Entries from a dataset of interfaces
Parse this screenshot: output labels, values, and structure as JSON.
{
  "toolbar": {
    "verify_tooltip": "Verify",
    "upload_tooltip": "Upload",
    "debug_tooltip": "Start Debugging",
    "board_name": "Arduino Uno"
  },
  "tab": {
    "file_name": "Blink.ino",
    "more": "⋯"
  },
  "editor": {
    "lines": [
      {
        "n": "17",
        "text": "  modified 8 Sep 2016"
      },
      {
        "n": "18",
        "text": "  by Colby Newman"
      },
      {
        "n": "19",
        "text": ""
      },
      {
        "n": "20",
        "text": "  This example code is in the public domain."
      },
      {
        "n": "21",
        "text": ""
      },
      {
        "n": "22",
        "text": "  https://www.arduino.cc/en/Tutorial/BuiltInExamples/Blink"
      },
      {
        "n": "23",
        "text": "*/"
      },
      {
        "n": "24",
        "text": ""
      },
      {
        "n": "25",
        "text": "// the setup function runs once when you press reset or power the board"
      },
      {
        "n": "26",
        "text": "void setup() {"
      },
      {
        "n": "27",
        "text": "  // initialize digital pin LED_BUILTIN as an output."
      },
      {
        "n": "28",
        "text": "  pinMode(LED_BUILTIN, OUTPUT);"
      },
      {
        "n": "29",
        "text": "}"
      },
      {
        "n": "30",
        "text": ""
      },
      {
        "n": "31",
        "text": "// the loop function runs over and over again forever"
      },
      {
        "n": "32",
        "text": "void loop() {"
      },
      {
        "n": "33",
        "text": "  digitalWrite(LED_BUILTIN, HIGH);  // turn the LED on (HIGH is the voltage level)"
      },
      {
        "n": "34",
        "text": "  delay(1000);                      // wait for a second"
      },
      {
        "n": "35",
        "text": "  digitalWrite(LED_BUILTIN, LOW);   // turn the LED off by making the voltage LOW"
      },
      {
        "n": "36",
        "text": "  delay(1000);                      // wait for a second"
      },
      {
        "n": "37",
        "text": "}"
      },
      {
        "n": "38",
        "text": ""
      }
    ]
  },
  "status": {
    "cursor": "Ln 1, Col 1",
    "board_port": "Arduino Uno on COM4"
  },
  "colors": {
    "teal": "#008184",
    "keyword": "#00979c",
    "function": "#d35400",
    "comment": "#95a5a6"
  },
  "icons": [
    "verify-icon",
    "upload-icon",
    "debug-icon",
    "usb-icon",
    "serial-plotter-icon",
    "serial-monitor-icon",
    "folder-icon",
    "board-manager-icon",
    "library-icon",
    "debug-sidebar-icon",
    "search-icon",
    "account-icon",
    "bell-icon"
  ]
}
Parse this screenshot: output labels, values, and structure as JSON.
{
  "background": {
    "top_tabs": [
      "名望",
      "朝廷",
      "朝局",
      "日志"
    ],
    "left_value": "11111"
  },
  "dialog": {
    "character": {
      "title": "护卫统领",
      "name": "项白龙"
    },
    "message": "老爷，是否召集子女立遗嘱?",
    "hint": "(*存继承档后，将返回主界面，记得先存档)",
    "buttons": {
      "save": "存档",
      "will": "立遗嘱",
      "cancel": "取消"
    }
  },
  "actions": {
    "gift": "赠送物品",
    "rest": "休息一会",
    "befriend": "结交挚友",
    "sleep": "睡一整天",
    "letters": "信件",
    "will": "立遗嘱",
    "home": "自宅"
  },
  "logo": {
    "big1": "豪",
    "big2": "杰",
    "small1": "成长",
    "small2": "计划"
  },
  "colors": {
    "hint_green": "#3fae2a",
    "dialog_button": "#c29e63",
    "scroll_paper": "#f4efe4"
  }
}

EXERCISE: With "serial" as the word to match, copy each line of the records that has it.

SOLUTION:
    "serial-plotter-icon",
    "serial-monitor-icon",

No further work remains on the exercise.